Appeals judges cited Article 83(2)(a) and Article 83(2)(b) of the Rome Statute, which states that should the appeals chamber find factual, legal, or procedural errors materially affecting the sentence, or unfairness affecting its reliability, it may reverse or amend the sentence, or order a new trial before a different trial chamber. Furthermore, they cited Article 83(3), which stipulates that if the Appeals Chamber finds the sentence to be disproportionate to the crime, it may change the sentence.

Appeals judges determined that the trial chamber committed a series of errors with respect to the sentences pronounced against Bemba, Mangenda, and Kilolo. They found that trial judges determined the gravity of the offenses using “an irrelevant consideration” and “improperly considered that the form of responsibility for the convictions under article 70(1)(a) of the Statute warranted per se a reduction of the corresponding sentences.”

They stated that trial judges erred when, in assessing the gravity of the offenses, they gave “some weight” to the consideration that the false testimony of witnesses did not relate to merits of the main case against Bemba. The Appeal Chamber said the court’s truth-seeking functions are not necessarily less damaged by false testimony on matters informing the credibility of witnesses than they are by false testimony on matters concerning the merits of a case.

Secondly, appeals judges agreed with the prosecution that the trial chamber erred in giving a lower sentence for convictions against Bemba and Kilolo for inducing or soliciting the commission of offenses, compared to offenses they committed as co-perpetrators, exclusively on the basis of the different mode of liability.

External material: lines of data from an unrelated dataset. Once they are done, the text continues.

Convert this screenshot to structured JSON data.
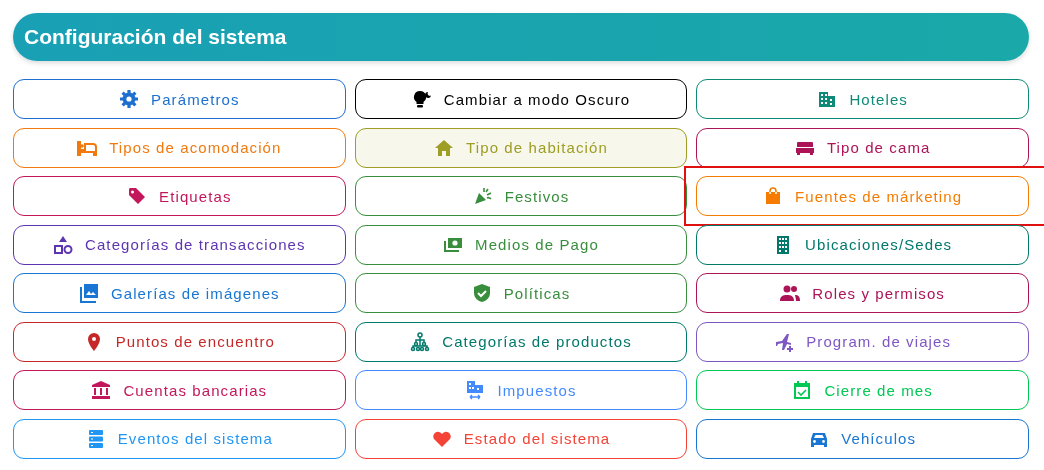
{
  "title": "Configuración del sistema",
  "items": [
    {
      "label": "Parámetros",
      "color": "#1e6fd0",
      "selected": false,
      "highlighted": false
    },
    {
      "label": "Cambiar a modo Oscuro",
      "color": "#000000",
      "selected": false,
      "highlighted": false
    },
    {
      "label": "Hoteles",
      "color": "#0e8a78",
      "selected": false,
      "highlighted": false
    },
    {
      "label": "Tipos de acomodación",
      "color": "#f07a10",
      "selected": false,
      "highlighted": false
    },
    {
      "label": "Tipo de habitación",
      "color": "#9e9d24",
      "selected": true,
      "highlighted": false
    },
    {
      "label": "Tipo de cama",
      "color": "#ad1457",
      "selected": false,
      "highlighted": false
    },
    {
      "label": "Etiquetas",
      "color": "#c2185b",
      "selected": false,
      "highlighted": false
    },
    {
      "label": "Festivos",
      "color": "#388e3c",
      "selected": false,
      "highlighted": false
    },
    {
      "label": "Fuentes de márketing",
      "color": "#f57c00",
      "selected": false,
      "highlighted": true
    },
    {
      "label": "Categorías de transacciones",
      "color": "#5e35b1",
      "selected": false,
      "highlighted": false
    },
    {
      "label": "Medios de Pago",
      "color": "#388e3c",
      "selected": false,
      "highlighted": false
    },
    {
      "label": "Ubicaciones/Sedes",
      "color": "#00796b",
      "selected": false,
      "highlighted": false
    },
    {
      "label": "Galerías de imágenes",
      "color": "#1976d2",
      "selected": false,
      "highlighted": false
    },
    {
      "label": "Políticas",
      "color": "#388e3c",
      "selected": false,
      "highlighted": false
    },
    {
      "label": "Roles y permisos",
      "color": "#ad1457",
      "selected": false,
      "highlighted": false
    },
    {
      "label": "Puntos de encuentro",
      "color": "#c62828",
      "selected": false,
      "highlighted": false
    },
    {
      "label": "Categorías de productos",
      "color": "#00796b",
      "selected": false,
      "highlighted": false
    },
    {
      "label": "Program. de viajes",
      "color": "#7e57c2",
      "selected": false,
      "highlighted": false
    },
    {
      "label": "Cuentas bancarias",
      "color": "#c2185b",
      "selected": false,
      "highlighted": false
    },
    {
      "label": "Impuestos",
      "color": "#448aff",
      "selected": false,
      "highlighted": false
    },
    {
      "label": "Cierre de mes",
      "color": "#00c853",
      "selected": false,
      "highlighted": false
    },
    {
      "label": "Eventos del sistema",
      "color": "#2196f3",
      "selected": false,
      "highlighted": false
    },
    {
      "label": "Estado del sistema",
      "color": "#f44336",
      "selected": false,
      "highlighted": false
    },
    {
      "label": "Vehículos",
      "color": "#1976d2",
      "selected": false,
      "highlighted": false
    }
  ]
}
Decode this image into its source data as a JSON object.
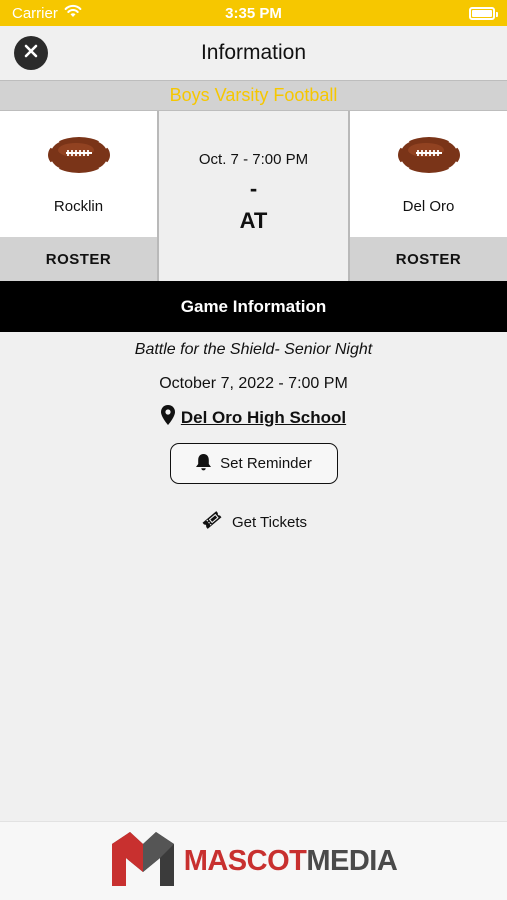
{
  "status_bar": {
    "carrier": "Carrier",
    "time": "3:35 PM"
  },
  "nav": {
    "title": "Information"
  },
  "game": {
    "sport_title": "Boys Varsity Football",
    "home_team": {
      "name": "Rocklin",
      "roster_label": "ROSTER"
    },
    "away_team": {
      "name": "Del Oro",
      "roster_label": "ROSTER"
    },
    "short_datetime": "Oct. 7 - 7:00 PM",
    "score": "-",
    "versus": "AT"
  },
  "info": {
    "header": "Game Information",
    "description": "Battle for the Shield- Senior Night",
    "datetime": "October 7, 2022 - 7:00 PM",
    "location": "Del Oro High School",
    "reminder_label": "Set Reminder",
    "tickets_label": "Get Tickets"
  },
  "footer": {
    "brand_part1": "MASCOT",
    "brand_part2": "MEDIA"
  },
  "colors": {
    "accent": "#f6c700",
    "black": "#000000",
    "gray": "#d2d2d2",
    "brand_red": "#c8302f",
    "brand_gray": "#4a4a4a"
  },
  "icons": [
    "wifi-icon",
    "battery-icon",
    "close-icon",
    "football-icon",
    "location-pin-icon",
    "bell-icon",
    "ticket-icon",
    "mascot-media-logo"
  ]
}
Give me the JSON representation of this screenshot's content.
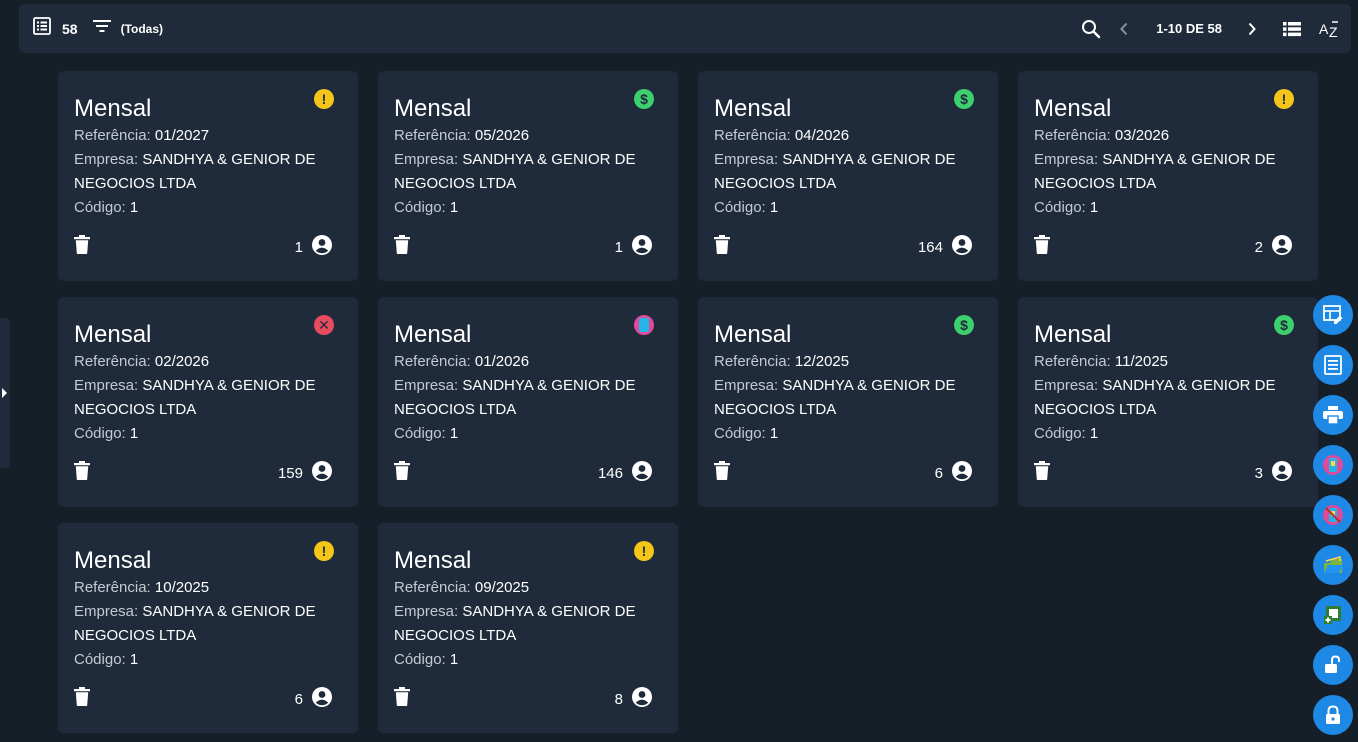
{
  "toolbar": {
    "count": "58",
    "filter_label": "(Todas)",
    "pagination": "1-10 DE 58"
  },
  "labels": {
    "referencia": "Referência:",
    "empresa": "Empresa:",
    "codigo": "Código:"
  },
  "cards": [
    {
      "title": "Mensal",
      "referencia": "01/2027",
      "empresa": "SANDHYA & GENIOR DE NEGOCIOS LTDA",
      "codigo": "1",
      "users": "1",
      "status": "warning-icon"
    },
    {
      "title": "Mensal",
      "referencia": "05/2026",
      "empresa": "SANDHYA & GENIOR DE NEGOCIOS LTDA",
      "codigo": "1",
      "users": "1",
      "status": "paid-icon"
    },
    {
      "title": "Mensal",
      "referencia": "04/2026",
      "empresa": "SANDHYA & GENIOR DE NEGOCIOS LTDA",
      "codigo": "1",
      "users": "164",
      "status": "paid-icon"
    },
    {
      "title": "Mensal",
      "referencia": "03/2026",
      "empresa": "SANDHYA & GENIOR DE NEGOCIOS LTDA",
      "codigo": "1",
      "users": "2",
      "status": "warning-icon"
    },
    {
      "title": "Mensal",
      "referencia": "02/2026",
      "empresa": "SANDHYA & GENIOR DE NEGOCIOS LTDA",
      "codigo": "1",
      "users": "159",
      "status": "error-icon"
    },
    {
      "title": "Mensal",
      "referencia": "01/2026",
      "empresa": "SANDHYA & GENIOR DE NEGOCIOS LTDA",
      "codigo": "1",
      "users": "146",
      "status": "pix-icon"
    },
    {
      "title": "Mensal",
      "referencia": "12/2025",
      "empresa": "SANDHYA & GENIOR DE NEGOCIOS LTDA",
      "codigo": "1",
      "users": "6",
      "status": "paid-icon"
    },
    {
      "title": "Mensal",
      "referencia": "11/2025",
      "empresa": "SANDHYA & GENIOR DE NEGOCIOS LTDA",
      "codigo": "1",
      "users": "3",
      "status": "paid-icon"
    },
    {
      "title": "Mensal",
      "referencia": "10/2025",
      "empresa": "SANDHYA & GENIOR DE NEGOCIOS LTDA",
      "codigo": "1",
      "users": "6",
      "status": "warning-icon"
    },
    {
      "title": "Mensal",
      "referencia": "09/2025",
      "empresa": "SANDHYA & GENIOR DE NEGOCIOS LTDA",
      "codigo": "1",
      "users": "8",
      "status": "warning-icon"
    }
  ],
  "fabs": [
    "edit-table-icon",
    "list-icon",
    "print-icon",
    "pix-icon",
    "pix-cancel-icon",
    "folder-icon",
    "add-document-icon",
    "unlock-icon",
    "lock-icon"
  ],
  "colors": {
    "accent": "#1e88e5",
    "warning": "#f5c518",
    "paid": "#3ecf6e",
    "error": "#e84a5f"
  }
}
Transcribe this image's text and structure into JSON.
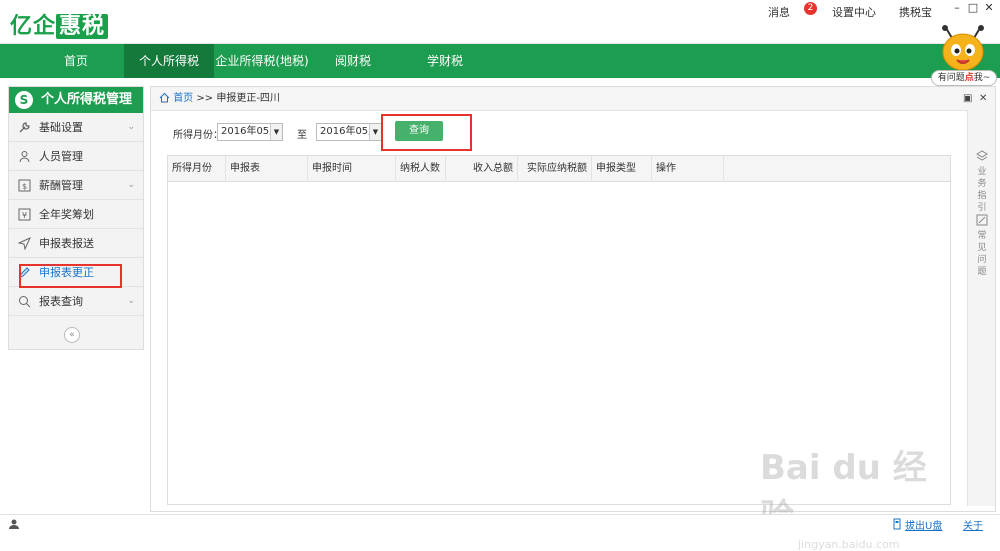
{
  "topbar": {
    "logo_pre": "亿企",
    "logo_hl": "惠税",
    "links": [
      {
        "label": "消息"
      },
      {
        "label": "设置中心"
      },
      {
        "label": "携税宝"
      }
    ],
    "message_badge": "2",
    "window_controls": [
      "–",
      "□",
      "✕"
    ]
  },
  "mainnav": {
    "tabs": [
      {
        "label": "首页",
        "active": false
      },
      {
        "label": "个人所得税",
        "active": true
      },
      {
        "label": "企业所得税(地税)",
        "active": false
      },
      {
        "label": "阅财税",
        "active": false
      },
      {
        "label": "学财税",
        "active": false
      }
    ]
  },
  "help": {
    "bubble_pre": "有问题",
    "bubble_red": "点",
    "bubble_post": "我~"
  },
  "sidebar": {
    "title": "个人所得税管理",
    "coin": "S",
    "items": [
      {
        "label": "基础设置",
        "icon": "wrench-icon",
        "has_chevron": true
      },
      {
        "label": "人员管理",
        "icon": "user-icon",
        "has_chevron": false
      },
      {
        "label": "薪酬管理",
        "icon": "salary-icon",
        "has_chevron": true
      },
      {
        "label": "全年奖筹划",
        "icon": "bonus-icon",
        "has_chevron": false
      },
      {
        "label": "申报表报送",
        "icon": "send-icon",
        "has_chevron": false
      },
      {
        "label": "申报表更正",
        "icon": "pencil-icon",
        "has_chevron": false,
        "active": true
      },
      {
        "label": "报表查询",
        "icon": "search-icon",
        "has_chevron": true
      }
    ],
    "collapse_glyph": "«"
  },
  "content": {
    "breadcrumb_home": "首页",
    "breadcrumb_sep": ">>",
    "breadcrumb_current": "申报更正-四川",
    "filter": {
      "label": "所得月份：",
      "from_value": "2016年05月",
      "to_label": "至",
      "to_value": "2016年05月",
      "query_button": "查询"
    },
    "grid_columns": [
      "所得月份",
      "申报表",
      "申报时间",
      "纳税人数",
      "收入总额",
      "实际应纳税额",
      "申报类型",
      "操作"
    ]
  },
  "rightrail": {
    "items": [
      {
        "label": "业务指引",
        "icon": "layers-icon"
      },
      {
        "label": "常见问题",
        "icon": "edit-icon"
      }
    ]
  },
  "statusbar": {
    "eject_label": "拔出U盘",
    "about_label": "关于"
  },
  "watermark": {
    "brand": "Bai du 经验",
    "url": "jingyan.baidu.com"
  },
  "colors": {
    "brand_green": "#1c9d4f",
    "active_tab": "#137a3b",
    "query_button": "#45b16b",
    "link_blue": "#1a73c8",
    "annotation_red": "#e8322c"
  }
}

The Appeals Chamber recognized that the difference between committing a crime and contributing to the crime of others would normally reflect itself in a different degree of participation or intent. However, they added, this did not mean that the principal perpetrator of a crime or offense necessarily deserved a higher sentence than the accessory to that crime or offense.

Thirdly, the trial chamber was also found to have acted beyond its legal powers by suspending the remaining terms of imprisonment imposed on Mangenda and Kilolo. Appeals judges considered that the sentences pronounced against the three individuals were materially affected by each of these errors, which necessitated the reversal of the sentences.

In its submissions, the prosecution argued that the Appeals Chamber could impose new sentences and suggested that the convicted individuals should each be sentenced to five years of imprisonment.

However, Mangenda suggested that, if the Appeals Chamber found any error in the sentencing decision, it should remand the issue to the original trial chamber to issue a new sentence. Mangenda’s lawyers considered that this would be an efficient and expeditious approach. Meanwhile, Bemba’s defense suggested that, if appeals judges agreed with the prosecution that the sentences were too lenient, they could clarify the appropriate range of sentence, without actually imposing it in the present case.

Noting arguments by Mangenda and Bemba that, the Appeals Chamber considered that, taking into account the nature of the offenses and the errors identified, remanding the matter to the chamber that originally sentenced them was the most appropriate remedy.

Last month, Judge Bertram Schmitt, the Single Judge of Trial Chamber VII, directed parties to the case to file fresh submissions on the appropriate sentences. He also directed the court’s Registry to file updated reports on the solvency of each of the convicted persons. These reports, which are accessible to the prosecution and corresponding person concerned, have been filed confidentially.

Judge Schmitt noted that, whereas Trial Chamber VII considers that the hearing held prior to the sentencing decision to be sufficient, parties to the trial may make submissions to justify any need for a further hearing.